[Recorded data]

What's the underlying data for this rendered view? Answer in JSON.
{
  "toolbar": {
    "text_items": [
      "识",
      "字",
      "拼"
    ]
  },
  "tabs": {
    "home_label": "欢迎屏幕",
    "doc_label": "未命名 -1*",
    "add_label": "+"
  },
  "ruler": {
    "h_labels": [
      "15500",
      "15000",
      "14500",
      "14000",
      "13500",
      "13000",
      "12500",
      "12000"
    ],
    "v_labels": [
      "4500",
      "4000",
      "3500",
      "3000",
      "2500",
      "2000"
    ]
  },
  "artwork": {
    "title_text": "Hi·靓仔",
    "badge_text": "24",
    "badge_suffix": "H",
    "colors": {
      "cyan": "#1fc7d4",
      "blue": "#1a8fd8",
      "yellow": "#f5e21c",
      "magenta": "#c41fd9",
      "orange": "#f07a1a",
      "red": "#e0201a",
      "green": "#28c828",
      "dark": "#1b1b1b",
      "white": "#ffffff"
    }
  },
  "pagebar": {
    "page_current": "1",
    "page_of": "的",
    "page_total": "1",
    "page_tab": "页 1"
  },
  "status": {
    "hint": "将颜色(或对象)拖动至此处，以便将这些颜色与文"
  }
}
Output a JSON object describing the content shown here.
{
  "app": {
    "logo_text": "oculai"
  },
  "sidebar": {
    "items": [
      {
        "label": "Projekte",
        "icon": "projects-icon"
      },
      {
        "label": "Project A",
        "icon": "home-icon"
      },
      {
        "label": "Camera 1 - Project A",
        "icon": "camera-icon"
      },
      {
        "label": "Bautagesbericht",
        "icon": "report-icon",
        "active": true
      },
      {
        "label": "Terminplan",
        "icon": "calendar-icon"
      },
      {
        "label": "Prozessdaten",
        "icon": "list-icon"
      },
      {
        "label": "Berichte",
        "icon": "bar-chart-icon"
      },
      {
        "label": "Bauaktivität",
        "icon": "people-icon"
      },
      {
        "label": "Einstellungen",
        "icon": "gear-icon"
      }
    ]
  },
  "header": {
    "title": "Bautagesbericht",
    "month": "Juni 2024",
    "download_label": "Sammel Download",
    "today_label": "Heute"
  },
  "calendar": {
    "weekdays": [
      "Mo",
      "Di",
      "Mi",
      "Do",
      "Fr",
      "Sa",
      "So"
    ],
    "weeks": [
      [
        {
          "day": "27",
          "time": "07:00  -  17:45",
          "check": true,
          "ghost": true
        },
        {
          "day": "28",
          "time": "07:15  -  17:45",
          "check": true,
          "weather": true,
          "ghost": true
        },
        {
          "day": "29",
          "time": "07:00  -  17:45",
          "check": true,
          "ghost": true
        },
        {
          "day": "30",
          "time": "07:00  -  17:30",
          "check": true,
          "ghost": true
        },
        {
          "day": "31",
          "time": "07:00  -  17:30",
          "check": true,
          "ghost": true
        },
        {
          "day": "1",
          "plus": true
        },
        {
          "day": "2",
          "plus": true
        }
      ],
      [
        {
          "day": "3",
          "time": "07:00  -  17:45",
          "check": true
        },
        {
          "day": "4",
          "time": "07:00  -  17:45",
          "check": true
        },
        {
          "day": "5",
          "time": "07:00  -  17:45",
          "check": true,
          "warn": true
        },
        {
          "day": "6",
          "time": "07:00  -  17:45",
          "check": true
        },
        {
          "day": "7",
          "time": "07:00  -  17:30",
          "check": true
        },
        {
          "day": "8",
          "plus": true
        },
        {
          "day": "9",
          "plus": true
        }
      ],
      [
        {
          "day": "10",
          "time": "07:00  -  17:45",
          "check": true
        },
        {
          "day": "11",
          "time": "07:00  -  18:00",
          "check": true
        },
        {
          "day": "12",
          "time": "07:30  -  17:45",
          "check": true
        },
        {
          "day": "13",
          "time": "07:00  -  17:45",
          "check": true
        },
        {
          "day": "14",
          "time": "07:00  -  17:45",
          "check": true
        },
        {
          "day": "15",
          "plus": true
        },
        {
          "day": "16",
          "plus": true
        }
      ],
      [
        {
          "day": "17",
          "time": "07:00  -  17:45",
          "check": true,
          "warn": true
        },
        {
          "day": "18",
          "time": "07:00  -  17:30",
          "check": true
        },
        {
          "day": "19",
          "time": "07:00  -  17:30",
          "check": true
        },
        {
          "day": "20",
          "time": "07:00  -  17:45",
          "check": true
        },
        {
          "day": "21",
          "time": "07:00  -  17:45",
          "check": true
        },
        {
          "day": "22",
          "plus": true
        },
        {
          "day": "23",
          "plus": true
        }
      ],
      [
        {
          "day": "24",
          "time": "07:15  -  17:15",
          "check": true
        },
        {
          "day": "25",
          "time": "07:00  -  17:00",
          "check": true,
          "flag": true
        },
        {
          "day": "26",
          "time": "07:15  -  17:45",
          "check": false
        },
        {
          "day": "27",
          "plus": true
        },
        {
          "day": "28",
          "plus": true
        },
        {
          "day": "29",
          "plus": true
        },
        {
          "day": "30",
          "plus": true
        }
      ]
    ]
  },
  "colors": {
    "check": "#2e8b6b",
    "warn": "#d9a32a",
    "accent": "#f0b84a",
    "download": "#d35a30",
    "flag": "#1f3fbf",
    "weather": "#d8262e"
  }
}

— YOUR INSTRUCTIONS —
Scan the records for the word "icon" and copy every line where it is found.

— EXERCISE RESULT —
        "icon": "projects-icon"
        "icon": "home-icon"
        "icon": "camera-icon"
        "icon": "report-icon",
        "icon": "calendar-icon"
        "icon": "list-icon"
        "icon": "bar-chart-icon"
        "icon": "people-icon"
        "icon": "gear-icon"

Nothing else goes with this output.